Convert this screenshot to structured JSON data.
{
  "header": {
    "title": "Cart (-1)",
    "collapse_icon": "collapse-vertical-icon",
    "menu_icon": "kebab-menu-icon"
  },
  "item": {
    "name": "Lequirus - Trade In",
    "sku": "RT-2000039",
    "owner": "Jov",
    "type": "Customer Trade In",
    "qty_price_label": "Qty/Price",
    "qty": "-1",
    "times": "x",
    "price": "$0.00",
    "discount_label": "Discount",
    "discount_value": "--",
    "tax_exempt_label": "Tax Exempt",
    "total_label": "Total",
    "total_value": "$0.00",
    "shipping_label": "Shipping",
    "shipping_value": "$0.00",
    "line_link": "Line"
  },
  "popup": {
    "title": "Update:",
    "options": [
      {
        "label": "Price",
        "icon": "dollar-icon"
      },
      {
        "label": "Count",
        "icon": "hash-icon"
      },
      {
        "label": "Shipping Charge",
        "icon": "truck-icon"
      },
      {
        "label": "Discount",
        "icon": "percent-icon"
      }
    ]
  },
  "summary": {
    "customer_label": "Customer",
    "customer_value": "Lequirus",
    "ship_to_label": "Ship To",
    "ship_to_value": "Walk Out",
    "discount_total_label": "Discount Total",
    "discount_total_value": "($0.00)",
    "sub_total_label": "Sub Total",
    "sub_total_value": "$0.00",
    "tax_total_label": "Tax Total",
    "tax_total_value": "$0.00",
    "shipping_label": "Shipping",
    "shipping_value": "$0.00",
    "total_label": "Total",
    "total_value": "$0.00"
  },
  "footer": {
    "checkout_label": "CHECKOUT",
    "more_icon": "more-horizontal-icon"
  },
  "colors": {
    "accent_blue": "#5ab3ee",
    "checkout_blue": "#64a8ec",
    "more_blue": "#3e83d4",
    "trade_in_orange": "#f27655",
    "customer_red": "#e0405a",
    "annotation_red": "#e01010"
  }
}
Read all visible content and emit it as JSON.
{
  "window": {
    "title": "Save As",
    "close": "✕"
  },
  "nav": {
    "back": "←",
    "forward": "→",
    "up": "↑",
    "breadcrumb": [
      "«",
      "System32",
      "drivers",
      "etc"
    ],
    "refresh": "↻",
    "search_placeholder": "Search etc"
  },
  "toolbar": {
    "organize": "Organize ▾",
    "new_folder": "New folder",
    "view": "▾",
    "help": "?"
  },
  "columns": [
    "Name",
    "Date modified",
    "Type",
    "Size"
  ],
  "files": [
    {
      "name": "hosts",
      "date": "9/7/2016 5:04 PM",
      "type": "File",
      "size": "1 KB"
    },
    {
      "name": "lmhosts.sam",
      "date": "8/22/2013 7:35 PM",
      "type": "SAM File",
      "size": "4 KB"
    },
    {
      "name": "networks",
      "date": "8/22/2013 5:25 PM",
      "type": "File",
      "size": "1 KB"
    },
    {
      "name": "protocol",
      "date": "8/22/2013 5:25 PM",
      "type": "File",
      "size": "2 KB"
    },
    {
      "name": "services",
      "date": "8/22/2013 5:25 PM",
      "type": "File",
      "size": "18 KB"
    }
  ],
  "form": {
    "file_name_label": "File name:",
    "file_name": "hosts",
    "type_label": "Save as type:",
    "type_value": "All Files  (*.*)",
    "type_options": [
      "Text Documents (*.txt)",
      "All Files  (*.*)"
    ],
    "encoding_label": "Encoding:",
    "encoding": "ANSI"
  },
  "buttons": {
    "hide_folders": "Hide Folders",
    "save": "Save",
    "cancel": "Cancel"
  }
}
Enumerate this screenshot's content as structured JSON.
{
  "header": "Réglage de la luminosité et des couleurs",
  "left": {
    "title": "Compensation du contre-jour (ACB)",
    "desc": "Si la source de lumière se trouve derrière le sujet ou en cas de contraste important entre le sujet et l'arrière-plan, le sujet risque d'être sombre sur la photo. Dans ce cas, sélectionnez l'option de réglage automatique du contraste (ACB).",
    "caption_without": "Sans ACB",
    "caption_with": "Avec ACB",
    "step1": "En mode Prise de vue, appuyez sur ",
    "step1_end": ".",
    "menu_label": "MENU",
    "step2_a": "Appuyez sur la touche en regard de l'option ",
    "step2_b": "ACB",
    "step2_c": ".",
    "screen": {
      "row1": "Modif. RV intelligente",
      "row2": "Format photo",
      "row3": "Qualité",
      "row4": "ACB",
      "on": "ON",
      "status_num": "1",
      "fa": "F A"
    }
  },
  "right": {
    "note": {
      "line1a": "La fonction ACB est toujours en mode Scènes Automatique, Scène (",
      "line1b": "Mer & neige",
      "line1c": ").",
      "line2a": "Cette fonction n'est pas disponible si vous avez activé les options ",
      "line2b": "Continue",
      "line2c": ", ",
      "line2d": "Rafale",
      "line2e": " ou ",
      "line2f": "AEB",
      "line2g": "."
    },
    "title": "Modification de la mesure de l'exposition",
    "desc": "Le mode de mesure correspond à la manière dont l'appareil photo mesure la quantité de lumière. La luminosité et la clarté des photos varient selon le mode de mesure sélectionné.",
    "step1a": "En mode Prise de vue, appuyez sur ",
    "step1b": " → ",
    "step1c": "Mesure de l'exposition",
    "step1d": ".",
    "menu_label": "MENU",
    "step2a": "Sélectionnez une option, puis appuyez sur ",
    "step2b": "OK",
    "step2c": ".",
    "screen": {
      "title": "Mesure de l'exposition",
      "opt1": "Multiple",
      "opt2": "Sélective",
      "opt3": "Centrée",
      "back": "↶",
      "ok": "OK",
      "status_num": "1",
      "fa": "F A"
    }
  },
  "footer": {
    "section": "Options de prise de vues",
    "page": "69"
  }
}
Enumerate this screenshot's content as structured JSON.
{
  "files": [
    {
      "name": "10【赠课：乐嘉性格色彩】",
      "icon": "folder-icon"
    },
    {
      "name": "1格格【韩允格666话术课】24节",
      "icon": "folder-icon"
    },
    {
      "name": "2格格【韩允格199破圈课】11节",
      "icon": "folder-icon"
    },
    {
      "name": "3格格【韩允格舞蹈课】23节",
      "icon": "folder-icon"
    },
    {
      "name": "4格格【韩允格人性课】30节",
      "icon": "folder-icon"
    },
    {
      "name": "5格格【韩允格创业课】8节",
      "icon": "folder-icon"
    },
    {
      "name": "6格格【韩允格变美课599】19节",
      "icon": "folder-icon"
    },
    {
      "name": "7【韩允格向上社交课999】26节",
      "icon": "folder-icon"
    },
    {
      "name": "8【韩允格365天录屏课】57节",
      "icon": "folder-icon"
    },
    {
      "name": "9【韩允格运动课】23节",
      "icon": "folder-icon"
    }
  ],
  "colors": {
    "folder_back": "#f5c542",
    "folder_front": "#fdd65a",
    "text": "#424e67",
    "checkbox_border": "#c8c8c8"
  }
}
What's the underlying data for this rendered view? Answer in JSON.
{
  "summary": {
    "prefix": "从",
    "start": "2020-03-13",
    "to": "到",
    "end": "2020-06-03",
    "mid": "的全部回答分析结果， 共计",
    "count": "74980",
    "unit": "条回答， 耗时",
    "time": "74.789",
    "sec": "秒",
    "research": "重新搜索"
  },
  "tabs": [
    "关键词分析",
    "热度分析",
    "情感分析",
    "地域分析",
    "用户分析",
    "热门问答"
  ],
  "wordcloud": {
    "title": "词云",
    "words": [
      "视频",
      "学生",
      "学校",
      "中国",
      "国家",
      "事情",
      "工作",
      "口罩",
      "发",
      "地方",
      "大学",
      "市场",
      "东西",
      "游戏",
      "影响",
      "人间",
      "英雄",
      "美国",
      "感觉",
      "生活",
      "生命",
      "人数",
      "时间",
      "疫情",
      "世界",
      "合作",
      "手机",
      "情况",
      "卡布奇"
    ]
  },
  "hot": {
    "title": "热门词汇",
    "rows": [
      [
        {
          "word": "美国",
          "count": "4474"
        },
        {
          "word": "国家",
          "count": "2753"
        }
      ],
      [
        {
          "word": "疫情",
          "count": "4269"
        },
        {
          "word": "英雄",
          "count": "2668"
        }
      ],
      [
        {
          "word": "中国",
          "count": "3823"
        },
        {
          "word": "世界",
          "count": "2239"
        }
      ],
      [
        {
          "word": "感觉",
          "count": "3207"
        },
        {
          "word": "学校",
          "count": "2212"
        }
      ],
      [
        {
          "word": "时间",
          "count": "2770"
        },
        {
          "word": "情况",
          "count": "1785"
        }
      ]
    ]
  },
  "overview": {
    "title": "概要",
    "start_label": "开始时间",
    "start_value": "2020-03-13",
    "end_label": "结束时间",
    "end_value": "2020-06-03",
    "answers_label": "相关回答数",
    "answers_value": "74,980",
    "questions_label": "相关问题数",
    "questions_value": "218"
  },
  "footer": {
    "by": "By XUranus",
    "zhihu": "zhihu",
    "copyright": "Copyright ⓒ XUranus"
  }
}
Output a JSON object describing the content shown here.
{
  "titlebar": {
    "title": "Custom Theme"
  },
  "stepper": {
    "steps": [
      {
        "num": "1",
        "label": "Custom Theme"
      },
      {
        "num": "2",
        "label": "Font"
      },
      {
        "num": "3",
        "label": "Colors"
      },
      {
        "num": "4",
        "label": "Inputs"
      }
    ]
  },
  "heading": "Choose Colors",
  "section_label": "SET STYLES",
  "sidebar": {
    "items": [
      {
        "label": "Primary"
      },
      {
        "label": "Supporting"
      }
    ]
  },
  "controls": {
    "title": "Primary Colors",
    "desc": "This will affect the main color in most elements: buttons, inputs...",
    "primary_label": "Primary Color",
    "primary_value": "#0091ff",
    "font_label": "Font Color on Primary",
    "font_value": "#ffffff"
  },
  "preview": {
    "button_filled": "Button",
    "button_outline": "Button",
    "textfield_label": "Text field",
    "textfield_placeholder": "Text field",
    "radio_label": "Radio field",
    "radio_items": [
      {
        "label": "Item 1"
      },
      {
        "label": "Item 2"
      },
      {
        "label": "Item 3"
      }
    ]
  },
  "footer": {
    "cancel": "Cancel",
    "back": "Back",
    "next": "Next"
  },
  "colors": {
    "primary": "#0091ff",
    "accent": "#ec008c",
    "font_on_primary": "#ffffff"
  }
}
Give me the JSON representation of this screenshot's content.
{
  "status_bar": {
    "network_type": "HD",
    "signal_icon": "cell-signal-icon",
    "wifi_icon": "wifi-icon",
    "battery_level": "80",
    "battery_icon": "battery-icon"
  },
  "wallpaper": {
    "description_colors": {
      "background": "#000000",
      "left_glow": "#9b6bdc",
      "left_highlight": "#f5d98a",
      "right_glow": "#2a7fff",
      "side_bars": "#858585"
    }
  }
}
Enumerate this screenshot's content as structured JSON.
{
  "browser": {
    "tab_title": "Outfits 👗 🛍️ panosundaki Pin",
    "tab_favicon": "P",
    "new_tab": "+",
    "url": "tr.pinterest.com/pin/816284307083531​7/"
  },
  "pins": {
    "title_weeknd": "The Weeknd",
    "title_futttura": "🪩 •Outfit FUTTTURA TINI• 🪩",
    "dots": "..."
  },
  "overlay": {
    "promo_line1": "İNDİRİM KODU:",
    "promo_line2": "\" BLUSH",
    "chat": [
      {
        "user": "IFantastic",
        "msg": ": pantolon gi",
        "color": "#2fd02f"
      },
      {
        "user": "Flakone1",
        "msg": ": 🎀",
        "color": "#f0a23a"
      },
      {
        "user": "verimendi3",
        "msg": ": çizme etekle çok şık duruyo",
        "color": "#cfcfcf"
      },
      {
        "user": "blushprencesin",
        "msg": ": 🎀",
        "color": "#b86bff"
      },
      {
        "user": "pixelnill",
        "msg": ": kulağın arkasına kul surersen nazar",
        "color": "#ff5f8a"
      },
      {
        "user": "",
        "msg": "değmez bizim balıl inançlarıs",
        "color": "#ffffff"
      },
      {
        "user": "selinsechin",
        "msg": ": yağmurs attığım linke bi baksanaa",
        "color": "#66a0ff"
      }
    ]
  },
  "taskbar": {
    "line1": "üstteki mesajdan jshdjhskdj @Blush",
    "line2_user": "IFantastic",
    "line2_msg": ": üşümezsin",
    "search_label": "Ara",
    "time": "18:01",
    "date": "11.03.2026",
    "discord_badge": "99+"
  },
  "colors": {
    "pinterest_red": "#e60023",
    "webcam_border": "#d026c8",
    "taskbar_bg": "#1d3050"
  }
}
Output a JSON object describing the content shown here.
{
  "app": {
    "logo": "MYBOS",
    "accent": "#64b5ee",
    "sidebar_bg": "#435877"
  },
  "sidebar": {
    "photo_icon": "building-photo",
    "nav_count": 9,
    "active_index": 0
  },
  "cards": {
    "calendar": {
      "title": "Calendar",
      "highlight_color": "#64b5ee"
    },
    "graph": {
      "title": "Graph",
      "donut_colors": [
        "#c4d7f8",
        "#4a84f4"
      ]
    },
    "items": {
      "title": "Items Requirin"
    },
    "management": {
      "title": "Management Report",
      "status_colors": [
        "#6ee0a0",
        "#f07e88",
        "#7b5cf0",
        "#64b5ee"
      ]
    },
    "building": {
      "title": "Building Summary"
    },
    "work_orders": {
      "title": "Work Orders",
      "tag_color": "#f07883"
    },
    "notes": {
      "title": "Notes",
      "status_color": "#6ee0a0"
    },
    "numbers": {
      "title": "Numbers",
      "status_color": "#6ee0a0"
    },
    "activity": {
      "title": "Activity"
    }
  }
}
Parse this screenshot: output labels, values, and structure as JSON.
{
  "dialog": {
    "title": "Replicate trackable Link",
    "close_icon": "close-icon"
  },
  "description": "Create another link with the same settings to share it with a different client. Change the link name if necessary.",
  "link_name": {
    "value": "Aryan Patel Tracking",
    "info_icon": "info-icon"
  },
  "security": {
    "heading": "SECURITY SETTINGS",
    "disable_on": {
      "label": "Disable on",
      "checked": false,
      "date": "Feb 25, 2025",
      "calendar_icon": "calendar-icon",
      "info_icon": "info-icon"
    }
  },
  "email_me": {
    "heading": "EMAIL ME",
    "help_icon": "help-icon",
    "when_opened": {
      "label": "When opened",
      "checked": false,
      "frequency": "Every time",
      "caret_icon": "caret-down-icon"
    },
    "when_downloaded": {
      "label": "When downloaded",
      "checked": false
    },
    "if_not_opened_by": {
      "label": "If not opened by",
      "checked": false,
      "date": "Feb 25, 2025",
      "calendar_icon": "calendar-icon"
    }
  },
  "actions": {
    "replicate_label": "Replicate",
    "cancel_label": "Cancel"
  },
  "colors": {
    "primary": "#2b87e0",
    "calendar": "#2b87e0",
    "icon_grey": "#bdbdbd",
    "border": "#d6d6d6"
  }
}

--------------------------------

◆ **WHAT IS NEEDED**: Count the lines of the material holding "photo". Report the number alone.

◆ **YOUR RESPONSE**: 4